Top of AVAILABLE DATA
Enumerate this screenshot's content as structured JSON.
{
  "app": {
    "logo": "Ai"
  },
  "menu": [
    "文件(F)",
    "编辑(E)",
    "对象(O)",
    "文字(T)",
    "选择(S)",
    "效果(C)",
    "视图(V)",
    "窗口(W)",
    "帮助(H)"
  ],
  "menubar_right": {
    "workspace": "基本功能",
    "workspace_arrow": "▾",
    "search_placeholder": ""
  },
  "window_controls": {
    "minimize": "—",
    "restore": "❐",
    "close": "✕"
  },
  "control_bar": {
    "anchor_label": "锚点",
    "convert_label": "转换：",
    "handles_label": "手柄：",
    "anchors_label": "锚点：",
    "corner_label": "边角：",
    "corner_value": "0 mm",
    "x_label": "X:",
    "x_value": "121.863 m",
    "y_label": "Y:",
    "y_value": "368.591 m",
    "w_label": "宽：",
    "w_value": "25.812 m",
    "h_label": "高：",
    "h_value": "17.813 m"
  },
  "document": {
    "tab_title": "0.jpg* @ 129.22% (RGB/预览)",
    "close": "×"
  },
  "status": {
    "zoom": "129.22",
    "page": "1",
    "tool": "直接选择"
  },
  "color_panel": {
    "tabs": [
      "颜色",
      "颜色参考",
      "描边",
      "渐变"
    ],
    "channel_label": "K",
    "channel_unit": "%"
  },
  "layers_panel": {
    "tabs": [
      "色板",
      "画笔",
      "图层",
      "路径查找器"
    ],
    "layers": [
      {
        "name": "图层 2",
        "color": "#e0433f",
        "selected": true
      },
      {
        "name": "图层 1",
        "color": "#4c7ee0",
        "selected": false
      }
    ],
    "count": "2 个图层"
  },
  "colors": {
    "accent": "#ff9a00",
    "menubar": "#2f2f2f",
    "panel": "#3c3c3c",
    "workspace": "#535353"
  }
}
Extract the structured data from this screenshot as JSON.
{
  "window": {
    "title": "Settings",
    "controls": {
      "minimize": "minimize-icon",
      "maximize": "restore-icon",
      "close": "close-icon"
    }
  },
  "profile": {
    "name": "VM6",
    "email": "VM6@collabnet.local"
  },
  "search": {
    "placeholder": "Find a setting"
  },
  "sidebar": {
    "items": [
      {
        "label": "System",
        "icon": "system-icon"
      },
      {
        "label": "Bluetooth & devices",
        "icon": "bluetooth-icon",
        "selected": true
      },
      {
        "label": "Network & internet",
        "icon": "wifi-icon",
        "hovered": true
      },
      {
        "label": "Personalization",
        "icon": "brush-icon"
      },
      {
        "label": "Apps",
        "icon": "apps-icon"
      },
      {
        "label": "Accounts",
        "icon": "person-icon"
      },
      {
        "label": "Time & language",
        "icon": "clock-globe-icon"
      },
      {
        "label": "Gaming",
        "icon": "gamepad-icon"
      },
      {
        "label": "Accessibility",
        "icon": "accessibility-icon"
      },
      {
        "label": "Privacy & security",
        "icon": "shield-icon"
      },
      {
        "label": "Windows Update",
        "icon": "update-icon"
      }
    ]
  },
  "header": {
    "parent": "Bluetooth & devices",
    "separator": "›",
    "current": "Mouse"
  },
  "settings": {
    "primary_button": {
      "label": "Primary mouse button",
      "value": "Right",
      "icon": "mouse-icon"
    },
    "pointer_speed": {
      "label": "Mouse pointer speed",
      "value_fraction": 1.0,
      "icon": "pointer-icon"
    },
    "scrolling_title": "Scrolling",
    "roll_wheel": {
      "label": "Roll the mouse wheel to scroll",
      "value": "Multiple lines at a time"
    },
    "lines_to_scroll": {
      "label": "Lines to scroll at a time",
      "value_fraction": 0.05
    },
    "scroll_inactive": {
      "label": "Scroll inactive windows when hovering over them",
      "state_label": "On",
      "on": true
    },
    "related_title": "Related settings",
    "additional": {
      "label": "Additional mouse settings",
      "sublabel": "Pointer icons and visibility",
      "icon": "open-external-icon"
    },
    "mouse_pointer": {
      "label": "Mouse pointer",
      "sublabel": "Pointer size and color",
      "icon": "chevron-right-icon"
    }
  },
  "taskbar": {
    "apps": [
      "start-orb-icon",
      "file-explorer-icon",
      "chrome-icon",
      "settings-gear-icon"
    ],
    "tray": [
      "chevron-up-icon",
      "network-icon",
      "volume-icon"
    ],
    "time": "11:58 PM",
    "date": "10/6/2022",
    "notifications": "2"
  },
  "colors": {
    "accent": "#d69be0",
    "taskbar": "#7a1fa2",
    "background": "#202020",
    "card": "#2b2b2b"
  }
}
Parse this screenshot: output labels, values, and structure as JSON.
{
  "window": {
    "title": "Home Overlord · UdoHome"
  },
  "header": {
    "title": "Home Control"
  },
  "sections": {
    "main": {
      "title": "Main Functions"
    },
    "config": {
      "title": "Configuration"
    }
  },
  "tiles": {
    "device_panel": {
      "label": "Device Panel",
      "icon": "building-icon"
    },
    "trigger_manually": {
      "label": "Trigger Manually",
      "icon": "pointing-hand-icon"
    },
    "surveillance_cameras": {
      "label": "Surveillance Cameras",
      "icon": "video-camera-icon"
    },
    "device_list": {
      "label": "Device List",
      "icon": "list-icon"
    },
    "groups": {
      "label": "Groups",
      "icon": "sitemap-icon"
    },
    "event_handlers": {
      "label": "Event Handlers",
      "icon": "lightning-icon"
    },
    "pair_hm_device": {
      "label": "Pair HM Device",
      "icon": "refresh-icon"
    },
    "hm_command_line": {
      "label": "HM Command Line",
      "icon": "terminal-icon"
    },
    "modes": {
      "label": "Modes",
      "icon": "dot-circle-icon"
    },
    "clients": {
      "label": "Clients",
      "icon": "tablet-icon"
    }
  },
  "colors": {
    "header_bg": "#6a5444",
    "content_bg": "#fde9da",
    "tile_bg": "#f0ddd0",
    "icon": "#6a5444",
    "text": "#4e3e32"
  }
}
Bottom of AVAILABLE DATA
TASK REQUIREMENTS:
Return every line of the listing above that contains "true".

RESPONSE:
        "selected": true
        "selected": true
        "hovered": true
      "on": true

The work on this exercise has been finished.